Submitted by Bruce Krasting.
Ben Bernanke has been “littering” all over the globe for years. Quite a few countries have had to clean up after his scattering of "trash.” Bernanke acknowledged that he has been littering outside of US borders in a speech in Tokyo on Saturday (Link). Ben defended his global scattering of bits of paper with this statement:
Assessments of the international impact of (QEIII) should give appropriate weight to their beneficial effects on global growth and stability.
So Ben thinks that US trash is good trash.
Ben did not go to Japan to defend US monetary policy. He traveled around the world to deliver a very specific message. He was very pushy about the need for Emerging Market economies to allow their currencies to appreciate versus the dollar. Ben’s words that will, no doubt, raise some eyebrows in Beijing:
"In some emerging markets, policy makers have chosen to systematically resist currency appreciation as a means of promoting exports and domestic growth"
Ben did not mention a specific country that was abusing its currencies value, but it was clear he was talking about China. The WSJ’s Jon Hilsenrath confirmed that China was the target of Ben’s ire (Link). (Note: It is safe to assume that Jon confirmed this with Ben before putting it in print)
The passage was an apparent shot at authorities in China
So Ben thinks that China’s trash is bad trash.
Is ‘trash’ the consequence of manipulation of an FX rate, or is ‘trash’ left behind when there is manipulation of long-term interest rates? That’s a pretty fine line. Bernanke has crossed it.
There are some developments in China that come into play regarding Bernanke’s very public challenge to the Chinese:
1) The entire government will change hands in a month. No one really knows what will happen.
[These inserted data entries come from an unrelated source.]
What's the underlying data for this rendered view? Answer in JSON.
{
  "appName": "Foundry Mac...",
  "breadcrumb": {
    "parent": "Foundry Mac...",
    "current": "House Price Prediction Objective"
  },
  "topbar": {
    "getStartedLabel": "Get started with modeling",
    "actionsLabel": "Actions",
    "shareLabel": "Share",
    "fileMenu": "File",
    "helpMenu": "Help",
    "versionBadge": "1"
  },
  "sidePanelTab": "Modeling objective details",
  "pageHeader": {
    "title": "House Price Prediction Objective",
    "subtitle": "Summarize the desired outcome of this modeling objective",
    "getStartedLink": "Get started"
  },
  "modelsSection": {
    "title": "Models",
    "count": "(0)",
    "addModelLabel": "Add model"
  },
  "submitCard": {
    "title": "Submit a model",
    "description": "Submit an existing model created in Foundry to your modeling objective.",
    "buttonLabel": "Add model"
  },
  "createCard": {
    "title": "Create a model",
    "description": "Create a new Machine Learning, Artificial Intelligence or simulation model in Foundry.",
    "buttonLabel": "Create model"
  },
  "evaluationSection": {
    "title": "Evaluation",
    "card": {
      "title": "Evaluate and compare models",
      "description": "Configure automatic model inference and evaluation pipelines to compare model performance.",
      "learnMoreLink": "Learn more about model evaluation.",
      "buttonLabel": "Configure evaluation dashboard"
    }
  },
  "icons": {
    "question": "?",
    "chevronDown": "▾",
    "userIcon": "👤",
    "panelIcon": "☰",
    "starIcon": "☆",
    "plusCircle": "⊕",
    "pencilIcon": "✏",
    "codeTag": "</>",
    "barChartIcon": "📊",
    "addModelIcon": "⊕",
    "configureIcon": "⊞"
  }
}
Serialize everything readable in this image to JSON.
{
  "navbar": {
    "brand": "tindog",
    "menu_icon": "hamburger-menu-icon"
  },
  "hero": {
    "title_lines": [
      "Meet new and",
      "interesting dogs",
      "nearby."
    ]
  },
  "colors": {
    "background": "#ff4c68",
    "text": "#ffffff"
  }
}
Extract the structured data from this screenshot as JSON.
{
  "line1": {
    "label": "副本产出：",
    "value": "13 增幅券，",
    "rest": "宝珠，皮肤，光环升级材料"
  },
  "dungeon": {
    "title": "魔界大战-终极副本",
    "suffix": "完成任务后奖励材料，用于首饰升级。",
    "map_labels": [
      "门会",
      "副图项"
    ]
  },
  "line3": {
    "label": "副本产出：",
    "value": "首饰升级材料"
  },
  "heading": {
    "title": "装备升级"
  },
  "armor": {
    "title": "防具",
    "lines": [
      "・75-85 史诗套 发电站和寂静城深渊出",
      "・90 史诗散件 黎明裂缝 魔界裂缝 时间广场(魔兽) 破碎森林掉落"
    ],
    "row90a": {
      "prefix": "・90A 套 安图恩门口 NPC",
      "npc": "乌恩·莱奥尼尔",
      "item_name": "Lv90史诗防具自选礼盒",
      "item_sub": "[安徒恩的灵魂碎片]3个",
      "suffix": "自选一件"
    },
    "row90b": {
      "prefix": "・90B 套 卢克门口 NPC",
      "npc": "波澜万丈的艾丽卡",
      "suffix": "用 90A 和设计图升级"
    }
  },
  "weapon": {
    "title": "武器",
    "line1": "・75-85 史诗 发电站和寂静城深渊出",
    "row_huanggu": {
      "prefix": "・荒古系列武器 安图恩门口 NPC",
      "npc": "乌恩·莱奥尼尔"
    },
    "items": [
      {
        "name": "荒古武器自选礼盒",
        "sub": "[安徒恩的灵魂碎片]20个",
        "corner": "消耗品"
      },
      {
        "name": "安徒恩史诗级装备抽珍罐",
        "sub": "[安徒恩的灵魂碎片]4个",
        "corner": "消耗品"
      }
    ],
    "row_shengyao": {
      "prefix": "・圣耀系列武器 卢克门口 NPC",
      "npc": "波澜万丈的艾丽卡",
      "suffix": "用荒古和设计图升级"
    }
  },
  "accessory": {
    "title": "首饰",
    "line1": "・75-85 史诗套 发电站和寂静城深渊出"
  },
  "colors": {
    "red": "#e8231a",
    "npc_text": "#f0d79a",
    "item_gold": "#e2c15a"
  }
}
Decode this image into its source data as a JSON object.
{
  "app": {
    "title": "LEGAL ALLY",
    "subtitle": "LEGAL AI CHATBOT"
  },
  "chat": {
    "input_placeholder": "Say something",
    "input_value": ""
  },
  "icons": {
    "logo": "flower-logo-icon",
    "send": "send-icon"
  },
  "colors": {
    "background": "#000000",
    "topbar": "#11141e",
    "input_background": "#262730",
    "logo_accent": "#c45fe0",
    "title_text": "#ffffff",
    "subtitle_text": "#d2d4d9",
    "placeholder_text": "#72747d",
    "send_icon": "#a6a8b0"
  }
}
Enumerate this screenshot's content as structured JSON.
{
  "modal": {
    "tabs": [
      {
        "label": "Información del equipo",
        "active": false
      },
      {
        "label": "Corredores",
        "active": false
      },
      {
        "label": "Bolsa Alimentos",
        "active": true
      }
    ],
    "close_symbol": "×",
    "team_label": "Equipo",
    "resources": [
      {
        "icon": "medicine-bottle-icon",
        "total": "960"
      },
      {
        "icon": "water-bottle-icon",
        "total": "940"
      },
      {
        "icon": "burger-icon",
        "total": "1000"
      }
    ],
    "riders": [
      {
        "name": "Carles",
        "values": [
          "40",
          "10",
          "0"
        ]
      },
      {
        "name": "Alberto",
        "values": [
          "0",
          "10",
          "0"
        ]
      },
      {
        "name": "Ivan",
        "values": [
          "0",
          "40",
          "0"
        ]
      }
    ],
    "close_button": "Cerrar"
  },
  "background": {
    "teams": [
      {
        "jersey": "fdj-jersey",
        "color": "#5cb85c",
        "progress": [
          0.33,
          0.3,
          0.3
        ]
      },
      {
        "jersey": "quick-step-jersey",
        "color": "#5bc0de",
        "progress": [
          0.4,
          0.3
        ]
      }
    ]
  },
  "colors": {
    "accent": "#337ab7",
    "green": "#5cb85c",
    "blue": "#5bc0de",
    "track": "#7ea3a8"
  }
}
A rise in Chinese nationalism is a likely outcome.
2) The economy is slowing at rate that justifies those who have argued for a hard landing. What does it mean if China is growing at sub – 3%? No one knows the answer to that either. China will not take any steps that would hurt its economy anytime soon as a result. Bernanke's challenge to allow the CNY to float higher fell on deaf ears.
3) The Chinese government recently fostered/sanctioned a domestic uprising against Japan. The result was the destruction of Japanese products and factories. The destruction of property has ended. But the evidence shows there has been long-term damage to trade. China inc. is no longer buying Japan inc.
No one has the slightest idea what the implications of this are. If China can turn its citizens against Japan, they probably can do the same to America.
I can understand how some in China would read Bernanke’s words and get a bit miffed. After all, it is unfair for a manipulator to point fingers at manipulators. I would not be surprised to see an official response from China. A speech, or maybe an editorial would seem likely. Who knows? China could respond with a new tariff on Apple products. Maybe they will just burn down the GM plant.
The timing of Bernanke’s speech is interesting. It could be argued that his monetary saber rattling was occasioned by the IMF confab that was going on, and had nothing to do with domestic politics. Maybe there will be no significant consequences that arise as a result of Ben lighting a match three weeks before the big election. But he lit one; we'll find out soon if there is any dry tinder around.